Nicholson Baker, author of Vox, The Anthologist, many other novels, stories, and non-fiction works, winner, for his defense of paper archives in libraries of the James Madison Freedom of Information Award, and founder of The American Newspaper Repository (inhale) will speak at the Merc on Tuesday at seven. Despite the award, Mr. Baker is no Luddite, professing in this interview on WNKU to enjoy the ease of reading on an iPod touch at night so as not to wake his wife. He also confesses in The Guardian to something of a Wikipedia fascination/addiction . If God is in the details, then Nicholson Baker is some sort of high priest because details–microscopic, visual, infinitesimal–permeate his work. Some criticize this, others find it meaningful. Whatever the case, he is one fascinating writer, and we’re going to embark on a Baker reading-mini-marathon before Tuesday in preparation for his visit. Meanwhile, here’s a brief editorial that links Nicholson Baker, badminton, and an essay George Plimpton once wrote on ball size vis-a-vis literature (insert fist-shaking and grumbled “Damn you, NYTimes Paywall). -Ed Scripsi
Retrocon Notes, or, The digital computer vs. 173 years worth of irascible librarianship, round one. Ding!

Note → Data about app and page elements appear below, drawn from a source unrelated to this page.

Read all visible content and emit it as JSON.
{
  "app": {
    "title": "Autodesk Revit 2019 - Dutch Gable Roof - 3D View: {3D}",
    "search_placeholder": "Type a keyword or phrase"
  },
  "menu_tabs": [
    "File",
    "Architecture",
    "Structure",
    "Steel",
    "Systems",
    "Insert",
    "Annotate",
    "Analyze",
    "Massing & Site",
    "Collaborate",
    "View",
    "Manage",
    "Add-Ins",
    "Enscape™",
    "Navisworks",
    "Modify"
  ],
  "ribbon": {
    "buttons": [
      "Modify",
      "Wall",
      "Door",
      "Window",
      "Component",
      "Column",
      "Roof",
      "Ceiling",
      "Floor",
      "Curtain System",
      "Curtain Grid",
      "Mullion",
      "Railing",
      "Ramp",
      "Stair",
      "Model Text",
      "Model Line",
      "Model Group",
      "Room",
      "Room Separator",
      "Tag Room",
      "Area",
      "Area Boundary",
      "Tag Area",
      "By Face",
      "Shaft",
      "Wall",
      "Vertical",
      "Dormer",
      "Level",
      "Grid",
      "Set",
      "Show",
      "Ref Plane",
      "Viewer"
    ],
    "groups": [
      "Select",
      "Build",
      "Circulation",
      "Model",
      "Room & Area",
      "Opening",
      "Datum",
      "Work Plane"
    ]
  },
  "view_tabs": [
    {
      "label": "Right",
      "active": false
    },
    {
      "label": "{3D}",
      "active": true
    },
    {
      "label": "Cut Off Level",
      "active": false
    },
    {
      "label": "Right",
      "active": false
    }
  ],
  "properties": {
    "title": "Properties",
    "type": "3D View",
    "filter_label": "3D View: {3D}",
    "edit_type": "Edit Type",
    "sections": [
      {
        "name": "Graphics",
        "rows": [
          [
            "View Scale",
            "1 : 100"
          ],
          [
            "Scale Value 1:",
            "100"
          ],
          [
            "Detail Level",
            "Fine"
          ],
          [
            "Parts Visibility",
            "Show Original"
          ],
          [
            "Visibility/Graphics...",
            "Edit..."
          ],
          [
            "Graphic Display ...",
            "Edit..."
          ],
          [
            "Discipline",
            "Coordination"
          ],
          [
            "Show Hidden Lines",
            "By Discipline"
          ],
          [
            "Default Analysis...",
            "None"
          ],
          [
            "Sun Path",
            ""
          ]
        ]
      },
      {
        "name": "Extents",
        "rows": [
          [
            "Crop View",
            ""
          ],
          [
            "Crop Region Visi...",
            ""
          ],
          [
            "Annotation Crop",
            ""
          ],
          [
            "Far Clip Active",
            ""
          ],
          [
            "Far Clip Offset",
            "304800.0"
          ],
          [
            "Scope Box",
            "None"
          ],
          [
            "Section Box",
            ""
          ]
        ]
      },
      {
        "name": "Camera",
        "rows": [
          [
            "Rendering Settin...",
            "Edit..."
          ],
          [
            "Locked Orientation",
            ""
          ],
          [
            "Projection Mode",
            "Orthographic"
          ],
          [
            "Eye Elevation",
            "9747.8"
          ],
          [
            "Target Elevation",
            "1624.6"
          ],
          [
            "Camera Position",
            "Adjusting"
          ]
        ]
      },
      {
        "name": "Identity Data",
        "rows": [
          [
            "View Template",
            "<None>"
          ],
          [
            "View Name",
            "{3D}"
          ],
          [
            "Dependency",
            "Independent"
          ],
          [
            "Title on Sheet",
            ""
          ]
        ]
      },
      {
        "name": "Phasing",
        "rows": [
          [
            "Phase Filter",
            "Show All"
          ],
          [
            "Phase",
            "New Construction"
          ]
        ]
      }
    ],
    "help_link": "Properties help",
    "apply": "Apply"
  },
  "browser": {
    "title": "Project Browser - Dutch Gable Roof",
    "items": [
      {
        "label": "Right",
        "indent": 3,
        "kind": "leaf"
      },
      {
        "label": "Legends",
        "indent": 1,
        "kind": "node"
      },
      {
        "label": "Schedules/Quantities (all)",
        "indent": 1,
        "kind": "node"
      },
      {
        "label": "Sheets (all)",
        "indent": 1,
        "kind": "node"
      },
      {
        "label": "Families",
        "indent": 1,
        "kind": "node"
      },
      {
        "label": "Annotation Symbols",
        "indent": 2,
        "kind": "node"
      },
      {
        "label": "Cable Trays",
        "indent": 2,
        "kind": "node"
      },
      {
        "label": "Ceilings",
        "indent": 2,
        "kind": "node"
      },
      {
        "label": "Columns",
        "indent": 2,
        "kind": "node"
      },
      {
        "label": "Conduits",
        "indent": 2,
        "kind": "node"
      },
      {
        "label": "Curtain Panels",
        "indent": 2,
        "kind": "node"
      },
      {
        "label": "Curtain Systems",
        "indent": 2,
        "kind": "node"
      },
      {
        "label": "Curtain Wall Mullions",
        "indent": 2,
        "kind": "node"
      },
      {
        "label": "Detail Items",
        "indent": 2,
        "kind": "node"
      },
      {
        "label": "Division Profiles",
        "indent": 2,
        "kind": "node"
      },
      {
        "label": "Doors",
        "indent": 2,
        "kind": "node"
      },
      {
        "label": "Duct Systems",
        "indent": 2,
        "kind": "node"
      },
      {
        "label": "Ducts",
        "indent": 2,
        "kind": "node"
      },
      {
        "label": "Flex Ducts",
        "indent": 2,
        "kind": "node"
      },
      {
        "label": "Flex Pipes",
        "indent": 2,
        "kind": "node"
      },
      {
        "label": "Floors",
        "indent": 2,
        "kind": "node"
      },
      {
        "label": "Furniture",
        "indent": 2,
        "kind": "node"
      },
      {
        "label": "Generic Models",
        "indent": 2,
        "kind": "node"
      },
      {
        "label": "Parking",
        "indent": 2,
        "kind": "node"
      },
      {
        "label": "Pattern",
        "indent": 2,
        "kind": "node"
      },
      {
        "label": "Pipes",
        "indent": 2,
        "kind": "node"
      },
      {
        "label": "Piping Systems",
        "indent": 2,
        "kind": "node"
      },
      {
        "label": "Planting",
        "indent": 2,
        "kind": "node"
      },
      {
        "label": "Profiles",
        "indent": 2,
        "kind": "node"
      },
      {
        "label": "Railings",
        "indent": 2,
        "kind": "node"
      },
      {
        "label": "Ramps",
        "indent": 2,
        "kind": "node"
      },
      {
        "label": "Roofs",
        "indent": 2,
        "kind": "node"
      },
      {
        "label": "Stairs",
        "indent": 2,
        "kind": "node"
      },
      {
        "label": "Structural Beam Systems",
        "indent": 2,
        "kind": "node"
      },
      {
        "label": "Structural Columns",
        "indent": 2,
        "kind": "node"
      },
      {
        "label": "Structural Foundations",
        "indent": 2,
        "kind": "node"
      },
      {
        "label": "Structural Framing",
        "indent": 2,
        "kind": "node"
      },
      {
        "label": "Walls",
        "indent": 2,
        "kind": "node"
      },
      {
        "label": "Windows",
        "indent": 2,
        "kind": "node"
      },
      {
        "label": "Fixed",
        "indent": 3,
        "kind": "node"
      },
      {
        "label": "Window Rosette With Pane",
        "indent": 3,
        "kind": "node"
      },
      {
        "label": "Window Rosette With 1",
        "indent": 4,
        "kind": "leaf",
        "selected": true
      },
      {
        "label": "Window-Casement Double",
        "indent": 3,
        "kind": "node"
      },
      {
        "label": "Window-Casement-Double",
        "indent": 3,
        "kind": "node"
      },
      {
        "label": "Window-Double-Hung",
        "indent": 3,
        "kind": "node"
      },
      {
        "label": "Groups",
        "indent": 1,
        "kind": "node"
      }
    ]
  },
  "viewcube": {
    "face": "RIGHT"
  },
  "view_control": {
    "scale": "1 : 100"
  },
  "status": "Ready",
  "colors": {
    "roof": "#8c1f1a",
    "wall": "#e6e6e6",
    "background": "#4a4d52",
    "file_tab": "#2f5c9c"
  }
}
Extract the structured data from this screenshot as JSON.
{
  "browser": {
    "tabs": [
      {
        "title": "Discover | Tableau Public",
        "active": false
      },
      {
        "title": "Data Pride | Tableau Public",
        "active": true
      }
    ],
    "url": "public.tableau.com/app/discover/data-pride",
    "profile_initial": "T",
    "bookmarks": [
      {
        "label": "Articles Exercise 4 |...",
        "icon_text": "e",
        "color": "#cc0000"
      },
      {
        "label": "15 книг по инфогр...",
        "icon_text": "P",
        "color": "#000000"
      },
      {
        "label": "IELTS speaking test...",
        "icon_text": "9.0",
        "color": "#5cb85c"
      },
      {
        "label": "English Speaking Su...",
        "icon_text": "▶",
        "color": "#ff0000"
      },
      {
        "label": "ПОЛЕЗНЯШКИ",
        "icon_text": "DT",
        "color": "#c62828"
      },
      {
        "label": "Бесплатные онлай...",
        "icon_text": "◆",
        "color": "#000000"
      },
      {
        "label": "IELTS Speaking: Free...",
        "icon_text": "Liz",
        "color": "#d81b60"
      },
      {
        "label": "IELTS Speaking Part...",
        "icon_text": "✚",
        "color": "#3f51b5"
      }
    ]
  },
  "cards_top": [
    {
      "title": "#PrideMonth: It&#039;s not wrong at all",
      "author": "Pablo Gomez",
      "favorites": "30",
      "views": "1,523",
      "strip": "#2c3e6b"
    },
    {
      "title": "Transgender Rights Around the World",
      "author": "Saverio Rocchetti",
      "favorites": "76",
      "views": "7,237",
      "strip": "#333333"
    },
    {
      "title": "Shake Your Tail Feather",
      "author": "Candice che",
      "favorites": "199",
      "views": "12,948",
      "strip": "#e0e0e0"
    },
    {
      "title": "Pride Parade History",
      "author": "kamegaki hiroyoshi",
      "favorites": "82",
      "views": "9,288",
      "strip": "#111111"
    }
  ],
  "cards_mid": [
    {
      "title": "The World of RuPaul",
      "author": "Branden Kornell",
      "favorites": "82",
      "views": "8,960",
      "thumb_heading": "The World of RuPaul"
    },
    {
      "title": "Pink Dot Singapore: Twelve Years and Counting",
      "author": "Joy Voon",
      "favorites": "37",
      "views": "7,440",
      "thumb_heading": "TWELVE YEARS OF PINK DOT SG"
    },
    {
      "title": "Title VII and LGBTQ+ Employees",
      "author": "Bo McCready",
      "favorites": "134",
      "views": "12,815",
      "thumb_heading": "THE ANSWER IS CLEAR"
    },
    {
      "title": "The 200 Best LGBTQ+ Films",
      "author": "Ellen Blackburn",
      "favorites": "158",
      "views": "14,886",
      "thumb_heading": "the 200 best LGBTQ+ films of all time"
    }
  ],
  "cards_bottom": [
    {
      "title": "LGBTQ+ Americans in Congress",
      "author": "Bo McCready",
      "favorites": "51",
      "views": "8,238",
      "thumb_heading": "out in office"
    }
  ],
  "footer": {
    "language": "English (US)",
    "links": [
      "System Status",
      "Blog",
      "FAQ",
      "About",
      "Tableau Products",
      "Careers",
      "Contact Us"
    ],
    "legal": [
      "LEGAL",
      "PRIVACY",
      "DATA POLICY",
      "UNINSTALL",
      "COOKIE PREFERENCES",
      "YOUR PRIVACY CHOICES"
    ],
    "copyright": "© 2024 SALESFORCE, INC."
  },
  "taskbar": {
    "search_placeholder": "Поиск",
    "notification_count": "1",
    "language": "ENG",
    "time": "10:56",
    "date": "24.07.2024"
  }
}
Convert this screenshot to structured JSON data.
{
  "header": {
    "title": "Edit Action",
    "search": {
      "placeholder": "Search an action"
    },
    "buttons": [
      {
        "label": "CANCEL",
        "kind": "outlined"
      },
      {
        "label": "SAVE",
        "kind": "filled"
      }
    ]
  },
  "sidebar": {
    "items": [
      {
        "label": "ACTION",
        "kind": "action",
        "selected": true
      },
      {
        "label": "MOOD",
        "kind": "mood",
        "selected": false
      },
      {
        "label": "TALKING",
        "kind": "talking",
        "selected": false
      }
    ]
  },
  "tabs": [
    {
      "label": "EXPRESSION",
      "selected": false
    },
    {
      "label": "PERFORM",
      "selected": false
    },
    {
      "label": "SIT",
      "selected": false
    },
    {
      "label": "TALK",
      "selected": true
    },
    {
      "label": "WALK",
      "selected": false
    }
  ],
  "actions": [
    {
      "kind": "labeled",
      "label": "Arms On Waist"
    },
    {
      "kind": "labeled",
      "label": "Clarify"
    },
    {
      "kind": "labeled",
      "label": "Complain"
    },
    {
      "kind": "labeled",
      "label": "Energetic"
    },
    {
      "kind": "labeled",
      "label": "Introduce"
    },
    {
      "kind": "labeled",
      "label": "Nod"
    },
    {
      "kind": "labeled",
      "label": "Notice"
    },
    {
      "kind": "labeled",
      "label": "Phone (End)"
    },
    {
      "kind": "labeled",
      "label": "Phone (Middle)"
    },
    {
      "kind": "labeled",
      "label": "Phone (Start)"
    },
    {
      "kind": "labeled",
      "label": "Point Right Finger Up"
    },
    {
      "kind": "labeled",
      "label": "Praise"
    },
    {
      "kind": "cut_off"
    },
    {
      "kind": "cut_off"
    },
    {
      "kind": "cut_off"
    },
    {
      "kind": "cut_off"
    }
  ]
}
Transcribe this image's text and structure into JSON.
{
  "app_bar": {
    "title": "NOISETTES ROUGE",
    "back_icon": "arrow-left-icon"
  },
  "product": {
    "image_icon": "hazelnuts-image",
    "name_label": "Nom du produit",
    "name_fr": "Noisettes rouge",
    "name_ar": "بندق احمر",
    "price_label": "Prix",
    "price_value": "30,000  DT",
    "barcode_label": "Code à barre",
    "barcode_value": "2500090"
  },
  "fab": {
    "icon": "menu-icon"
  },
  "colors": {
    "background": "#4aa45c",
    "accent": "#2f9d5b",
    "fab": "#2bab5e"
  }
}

You may or may not already know that the Mercantile Library has been awarded a Library Services & Technologies Act Grant for about $101,000, for the purpose of putting our dusty, dearly beloved card catalog online. The cards will be sent off to a company in Utah where they will be scanned and matched with equivalent MARC records. The MARC records will be massaged, assigned additional numbers by OCLC (the Online Computer Library Center), formerly the Ohio College Library Center, in Columbus, OH–that’s right, folks, the epicenter of electronic librarianship is right here in Ohio. In preparing to send the cards off for conversion (I’d like to ask that readers of this web log pray for these irreplacable cards, as they make their Christmas journey), a lot of interesting stuff comes to mind: The often arbitrary nature of classification, the myriad ways twenty different librarians might choose to indicate that an item is located in the Cincinnati Case. Computers, it is true, are perfectly suited for the task of organizing and maintaining huge piles of data. But how do they fare against huge piles of data scrawled and arbitrarily assigned, de-accessed, and finger-walked by one-hundred and seventy three years worth of irascible librarians? As is often the case with technology, this is a trade-off–a strategically beneficial one, but a trade nonetheless. Our new records will not be the original records… gone will be the apocryphal marginalia. What, for example, possessed the librarian to note on this, and many other cards, “Destroyed”, like an angst-ridden Heavy Metal teen? Most of the information, taken purely objectively (assuming anyone can do such a thing), is probably useless. Some could be useful to some sub-sub-librarian writing a very specific history of a membership library, and some of it might not be what you call data, per se, but rather tactile and aesthetic information, the “unique terroir”, provenance and collective experience, the life and death of books in the hands of our membership. Then there are actual questions raised: the names of cases and collections long disbursed and forgotten, the mysterious note, appearing on many cards: “M115″, which, as far as I can tell is some sort of euphemism for “fugetaboutit”. It’s difficult to say what could be of use, so hopefully we’ll find a sub-basement somewhere to keep the original records. Meanwhile, we look forward, thanks to the fine folks at Back Stage Library Works, and especially the hard-working and very smart librarians at the University of Cincinnati Libraries, to the enhanced searchability and visibility of placing our catalog online, as part of the University of Cincinnati Online Library Catalog. Seriously, where is that 1st Edition case? -Ed Scripsi